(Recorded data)
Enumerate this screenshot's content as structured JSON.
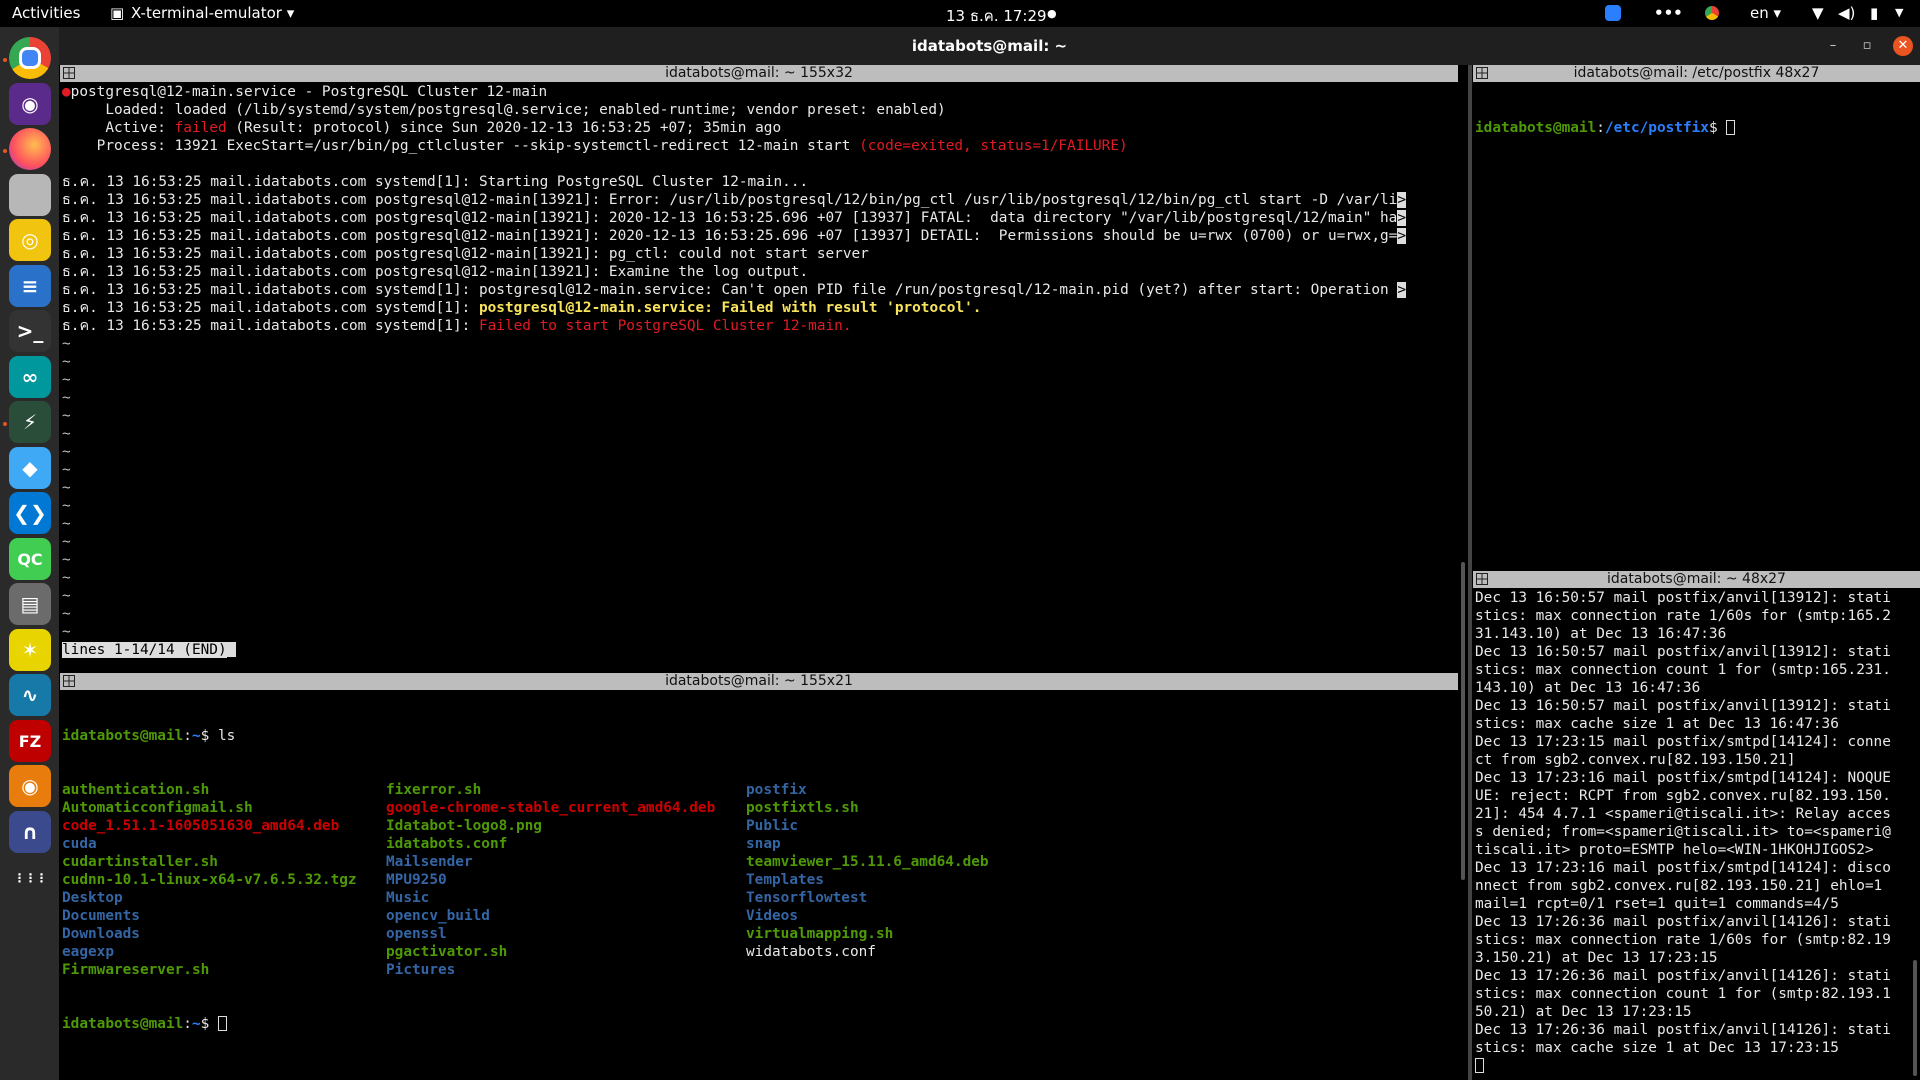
{
  "topbar": {
    "activities": "Activities",
    "app_menu": "X-terminal-emulator ▾",
    "clock": "13 ธ.ค.  17:29",
    "lang": "en ▾"
  },
  "window": {
    "title": "idatabots@mail: ~"
  },
  "dock": [
    {
      "name": "chrome-icon",
      "glyph": "",
      "bg": "#ffffff"
    },
    {
      "name": "podcast-icon",
      "glyph": "◉",
      "bg": "#5b2b8c"
    },
    {
      "name": "firefox-icon",
      "glyph": "",
      "bg": "#ff7139"
    },
    {
      "name": "files-icon",
      "glyph": "",
      "bg": "#b7b7b7"
    },
    {
      "name": "rhythmbox-icon",
      "glyph": "◎",
      "bg": "#f1c40f"
    },
    {
      "name": "writer-icon",
      "glyph": "≡",
      "bg": "#2a71c9"
    },
    {
      "name": "terminal-icon",
      "glyph": ">_",
      "bg": "#333333"
    },
    {
      "name": "arduino-icon",
      "glyph": "∞",
      "bg": "#00979d"
    },
    {
      "name": "bolt-icon",
      "glyph": "⚡",
      "bg": "#2a4d3a"
    },
    {
      "name": "blue-app-icon",
      "glyph": "◆",
      "bg": "#3fa9f5"
    },
    {
      "name": "vscode-icon",
      "glyph": "❮❯",
      "bg": "#0078d4"
    },
    {
      "name": "qc-icon",
      "glyph": "QC",
      "bg": "#41cd52"
    },
    {
      "name": "printer-icon",
      "glyph": "▤",
      "bg": "#6b6b6b"
    },
    {
      "name": "yellow-app-icon",
      "glyph": "✶",
      "bg": "#e8d400"
    },
    {
      "name": "wireshark-icon",
      "glyph": "∿",
      "bg": "#1679a7"
    },
    {
      "name": "filezilla-icon",
      "glyph": "FZ",
      "bg": "#bf0000"
    },
    {
      "name": "blender-icon",
      "glyph": "◉",
      "bg": "#e87d0d"
    },
    {
      "name": "headphones-icon",
      "glyph": "∩",
      "bg": "#3b4a8c"
    },
    {
      "name": "show-apps-icon",
      "glyph": "⋮⋮⋮",
      "bg": "transparent"
    }
  ],
  "pane1": {
    "title": "idatabots@mail: ~ 155x32",
    "lines": [
      {
        "parts": [
          {
            "c": "red",
            "t": "●"
          },
          {
            "c": "white",
            "t": "postgresql@12-main.service - PostgreSQL Cluster 12-main"
          }
        ]
      },
      {
        "parts": [
          {
            "c": "white",
            "t": "     Loaded: loaded (/lib/systemd/system/postgresql@.service; enabled-runtime; vendor preset: enabled)"
          }
        ]
      },
      {
        "parts": [
          {
            "c": "white",
            "t": "     Active: "
          },
          {
            "c": "red",
            "t": "failed"
          },
          {
            "c": "white",
            "t": " (Result: protocol) since Sun 2020-12-13 16:53:25 +07; 35min ago"
          }
        ]
      },
      {
        "parts": [
          {
            "c": "white",
            "t": "    Process: 13921 ExecStart=/usr/bin/pg_ctlcluster --skip-systemctl-redirect 12-main start "
          },
          {
            "c": "red",
            "t": "(code=exited, status=1/FAILURE)"
          }
        ]
      },
      {
        "parts": [
          {
            "c": "white",
            "t": ""
          }
        ]
      },
      {
        "parts": [
          {
            "c": "white",
            "t": "ธ.ค. 13 16:53:25 mail.idatabots.com systemd[1]: Starting PostgreSQL Cluster 12-main..."
          }
        ]
      },
      {
        "parts": [
          {
            "c": "white",
            "t": "ธ.ค. 13 16:53:25 mail.idatabots.com postgresql@12-main[13921]: Error: /usr/lib/postgresql/12/bin/pg_ctl /usr/lib/postgresql/12/bin/pg_ctl start -D /var/li"
          },
          {
            "c": "hl",
            "t": ">"
          }
        ]
      },
      {
        "parts": [
          {
            "c": "white",
            "t": "ธ.ค. 13 16:53:25 mail.idatabots.com postgresql@12-main[13921]: 2020-12-13 16:53:25.696 +07 [13937] FATAL:  data directory \"/var/lib/postgresql/12/main\" ha"
          },
          {
            "c": "hl",
            "t": ">"
          }
        ]
      },
      {
        "parts": [
          {
            "c": "white",
            "t": "ธ.ค. 13 16:53:25 mail.idatabots.com postgresql@12-main[13921]: 2020-12-13 16:53:25.696 +07 [13937] DETAIL:  Permissions should be u=rwx (0700) or u=rwx,g="
          },
          {
            "c": "hl",
            "t": ">"
          }
        ]
      },
      {
        "parts": [
          {
            "c": "white",
            "t": "ธ.ค. 13 16:53:25 mail.idatabots.com postgresql@12-main[13921]: pg_ctl: could not start server"
          }
        ]
      },
      {
        "parts": [
          {
            "c": "white",
            "t": "ธ.ค. 13 16:53:25 mail.idatabots.com postgresql@12-main[13921]: Examine the log output."
          }
        ]
      },
      {
        "parts": [
          {
            "c": "white",
            "t": "ธ.ค. 13 16:53:25 mail.idatabots.com systemd[1]: postgresql@12-main.service: Can't open PID file /run/postgresql/12-main.pid (yet?) after start: Operation "
          },
          {
            "c": "hl",
            "t": ">"
          }
        ]
      },
      {
        "parts": [
          {
            "c": "white",
            "t": "ธ.ค. 13 16:53:25 mail.idatabots.com systemd[1]: "
          },
          {
            "c": "yellow",
            "t": "postgresql@12-main.service: Failed with result 'protocol'."
          }
        ]
      },
      {
        "parts": [
          {
            "c": "white",
            "t": "ธ.ค. 13 16:53:25 mail.idatabots.com systemd[1]: "
          },
          {
            "c": "red",
            "t": "Failed to start PostgreSQL Cluster 12-main."
          }
        ]
      }
    ],
    "tilde": "~",
    "tilde_count": 17,
    "status": "lines 1-14/14 (END)"
  },
  "pane2": {
    "title": "idatabots@mail: ~ 155x21",
    "prompt_user": "idatabots@mail",
    "prompt_path": "~",
    "command": "ls",
    "col1": [
      {
        "t": "authentication.sh",
        "k": "exe"
      },
      {
        "t": "Automaticconfigmail.sh",
        "k": "exe"
      },
      {
        "t": "code_1.51.1-1605051630_amd64.deb",
        "k": "deb"
      },
      {
        "t": "cuda",
        "k": "dir"
      },
      {
        "t": "cudartinstaller.sh",
        "k": "exe"
      },
      {
        "t": "cudnn-10.1-linux-x64-v7.6.5.32.tgz",
        "k": "exe"
      },
      {
        "t": "Desktop",
        "k": "dir"
      },
      {
        "t": "Documents",
        "k": "dir"
      },
      {
        "t": "Downloads",
        "k": "dir"
      },
      {
        "t": "eagexp",
        "k": "dir"
      },
      {
        "t": "Firmwareserver.sh",
        "k": "exe"
      }
    ],
    "col2": [
      {
        "t": "fixerror.sh",
        "k": "exe"
      },
      {
        "t": "google-chrome-stable_current_amd64.deb",
        "k": "deb"
      },
      {
        "t": "Idatabot-logo8.png",
        "k": "exe"
      },
      {
        "t": "idatabots.conf",
        "k": "exe"
      },
      {
        "t": "Mailsender",
        "k": "dir"
      },
      {
        "t": "MPU9250",
        "k": "dir"
      },
      {
        "t": "Music",
        "k": "dir"
      },
      {
        "t": "opencv_build",
        "k": "dir"
      },
      {
        "t": "openssl",
        "k": "dir"
      },
      {
        "t": "pgactivator.sh",
        "k": "exe"
      },
      {
        "t": "Pictures",
        "k": "dir"
      }
    ],
    "col3": [
      {
        "t": "postfix",
        "k": "dir"
      },
      {
        "t": "postfixtls.sh",
        "k": "exe"
      },
      {
        "t": "Public",
        "k": "dir"
      },
      {
        "t": "snap",
        "k": "dir"
      },
      {
        "t": "teamviewer_15.11.6_amd64.deb",
        "k": "exe"
      },
      {
        "t": "Templates",
        "k": "dir"
      },
      {
        "t": "Tensorflowtest",
        "k": "dir"
      },
      {
        "t": "Videos",
        "k": "dir"
      },
      {
        "t": "virtualmapping.sh",
        "k": "exe"
      },
      {
        "t": "widatabots.conf",
        "k": "plain"
      }
    ]
  },
  "pane3": {
    "title": "idatabots@mail: /etc/postfix 48x27",
    "prompt_user": "idatabots@mail",
    "prompt_path": "/etc/postfix"
  },
  "pane4": {
    "title": "idatabots@mail: ~ 48x27",
    "lines": [
      "Dec 13 16:50:57 mail postfix/anvil[13912]: stati",
      "stics: max connection rate 1/60s for (smtp:165.2",
      "31.143.10) at Dec 13 16:47:36",
      "Dec 13 16:50:57 mail postfix/anvil[13912]: stati",
      "stics: max connection count 1 for (smtp:165.231.",
      "143.10) at Dec 13 16:47:36",
      "Dec 13 16:50:57 mail postfix/anvil[13912]: stati",
      "stics: max cache size 1 at Dec 13 16:47:36",
      "Dec 13 17:23:15 mail postfix/smtpd[14124]: conne",
      "ct from sgb2.convex.ru[82.193.150.21]",
      "Dec 13 17:23:16 mail postfix/smtpd[14124]: NOQUE",
      "UE: reject: RCPT from sgb2.convex.ru[82.193.150.",
      "21]: 454 4.7.1 <spameri@tiscali.it>: Relay acces",
      "s denied; from=<spameri@tiscali.it> to=<spameri@",
      "tiscali.it> proto=ESMTP helo=<WIN-1HKOHJIGOS2>",
      "Dec 13 17:23:16 mail postfix/smtpd[14124]: disco",
      "nnect from sgb2.convex.ru[82.193.150.21] ehlo=1",
      "mail=1 rcpt=0/1 rset=1 quit=1 commands=4/5",
      "Dec 13 17:26:36 mail postfix/anvil[14126]: stati",
      "stics: max connection rate 1/60s for (smtp:82.19",
      "3.150.21) at Dec 13 17:23:15",
      "Dec 13 17:26:36 mail postfix/anvil[14126]: stati",
      "stics: max connection count 1 for (smtp:82.193.1",
      "50.21) at Dec 13 17:23:15",
      "Dec 13 17:26:36 mail postfix/anvil[14126]: stati",
      "stics: max cache size 1 at Dec 13 17:23:15"
    ]
  }
}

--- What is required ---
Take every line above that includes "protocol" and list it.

--- Response for this exercise ---
            "t": " (Result: protocol) since Sun 2020-12-13 16:53:25 +07; 35min ago"
            "t": "postgresql@12-main.service: Failed with result 'protocol'."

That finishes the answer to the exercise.